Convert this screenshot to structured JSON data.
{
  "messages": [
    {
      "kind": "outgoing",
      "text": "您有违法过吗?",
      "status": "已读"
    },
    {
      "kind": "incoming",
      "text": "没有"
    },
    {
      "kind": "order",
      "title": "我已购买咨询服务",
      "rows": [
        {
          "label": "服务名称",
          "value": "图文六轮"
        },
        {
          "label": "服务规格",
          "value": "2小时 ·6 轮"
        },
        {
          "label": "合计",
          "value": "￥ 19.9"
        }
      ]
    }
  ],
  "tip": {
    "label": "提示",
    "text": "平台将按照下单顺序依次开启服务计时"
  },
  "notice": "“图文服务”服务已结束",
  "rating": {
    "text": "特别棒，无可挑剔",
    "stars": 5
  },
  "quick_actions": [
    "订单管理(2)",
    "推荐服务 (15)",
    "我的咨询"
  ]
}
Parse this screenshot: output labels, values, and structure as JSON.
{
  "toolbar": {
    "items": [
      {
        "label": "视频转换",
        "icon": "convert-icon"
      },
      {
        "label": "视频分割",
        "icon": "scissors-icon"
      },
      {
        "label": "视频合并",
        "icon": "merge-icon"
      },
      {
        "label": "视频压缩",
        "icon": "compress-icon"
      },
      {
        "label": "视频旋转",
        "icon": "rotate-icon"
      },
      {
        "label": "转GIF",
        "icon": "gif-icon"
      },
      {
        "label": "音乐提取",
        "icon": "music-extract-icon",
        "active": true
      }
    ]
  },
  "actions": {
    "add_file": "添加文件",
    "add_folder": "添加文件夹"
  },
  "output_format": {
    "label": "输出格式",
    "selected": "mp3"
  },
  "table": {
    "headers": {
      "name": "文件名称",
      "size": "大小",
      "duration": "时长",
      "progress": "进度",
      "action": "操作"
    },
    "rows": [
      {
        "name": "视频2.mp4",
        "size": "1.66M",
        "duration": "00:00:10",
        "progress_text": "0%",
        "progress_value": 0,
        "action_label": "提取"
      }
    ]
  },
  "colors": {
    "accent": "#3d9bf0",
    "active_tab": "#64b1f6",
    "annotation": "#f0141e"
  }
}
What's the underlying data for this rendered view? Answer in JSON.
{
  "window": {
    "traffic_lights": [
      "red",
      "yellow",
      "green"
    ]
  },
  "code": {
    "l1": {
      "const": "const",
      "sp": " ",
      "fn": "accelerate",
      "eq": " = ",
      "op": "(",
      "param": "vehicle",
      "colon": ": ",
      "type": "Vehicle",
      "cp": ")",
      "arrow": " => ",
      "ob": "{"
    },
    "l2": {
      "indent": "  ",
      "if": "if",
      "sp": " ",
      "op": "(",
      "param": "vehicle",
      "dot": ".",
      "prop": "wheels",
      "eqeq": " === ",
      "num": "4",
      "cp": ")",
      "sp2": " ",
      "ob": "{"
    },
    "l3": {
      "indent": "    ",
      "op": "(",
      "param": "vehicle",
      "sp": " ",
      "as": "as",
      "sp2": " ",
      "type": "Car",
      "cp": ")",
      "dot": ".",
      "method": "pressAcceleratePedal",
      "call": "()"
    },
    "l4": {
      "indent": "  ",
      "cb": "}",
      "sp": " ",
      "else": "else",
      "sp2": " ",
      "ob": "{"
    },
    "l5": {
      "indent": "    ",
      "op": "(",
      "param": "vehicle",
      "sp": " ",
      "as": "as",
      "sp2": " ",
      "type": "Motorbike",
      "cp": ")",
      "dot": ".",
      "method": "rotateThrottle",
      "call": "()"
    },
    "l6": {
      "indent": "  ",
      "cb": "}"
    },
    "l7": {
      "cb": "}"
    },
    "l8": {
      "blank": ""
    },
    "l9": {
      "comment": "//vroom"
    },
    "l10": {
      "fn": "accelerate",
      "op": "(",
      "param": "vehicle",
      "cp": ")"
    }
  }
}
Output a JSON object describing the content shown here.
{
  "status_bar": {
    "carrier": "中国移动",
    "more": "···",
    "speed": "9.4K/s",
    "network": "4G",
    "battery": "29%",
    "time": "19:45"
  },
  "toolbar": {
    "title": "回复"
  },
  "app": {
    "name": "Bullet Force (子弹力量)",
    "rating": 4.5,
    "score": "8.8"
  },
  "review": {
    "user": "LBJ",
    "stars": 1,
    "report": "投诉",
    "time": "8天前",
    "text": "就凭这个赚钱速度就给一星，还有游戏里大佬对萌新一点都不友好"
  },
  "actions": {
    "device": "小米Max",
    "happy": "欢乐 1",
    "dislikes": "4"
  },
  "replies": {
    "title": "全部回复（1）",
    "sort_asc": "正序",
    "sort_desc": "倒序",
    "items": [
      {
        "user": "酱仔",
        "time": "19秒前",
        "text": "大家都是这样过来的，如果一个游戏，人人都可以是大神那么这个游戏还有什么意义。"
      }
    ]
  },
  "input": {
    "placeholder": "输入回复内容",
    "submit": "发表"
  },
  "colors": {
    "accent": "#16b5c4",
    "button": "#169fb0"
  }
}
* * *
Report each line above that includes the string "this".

## Answer section
Convert this screenshot to structured JSON data.
Parse this screenshot: output labels, values, and structure as JSON.
What's the underlying data for this rendered view? Answer in JSON.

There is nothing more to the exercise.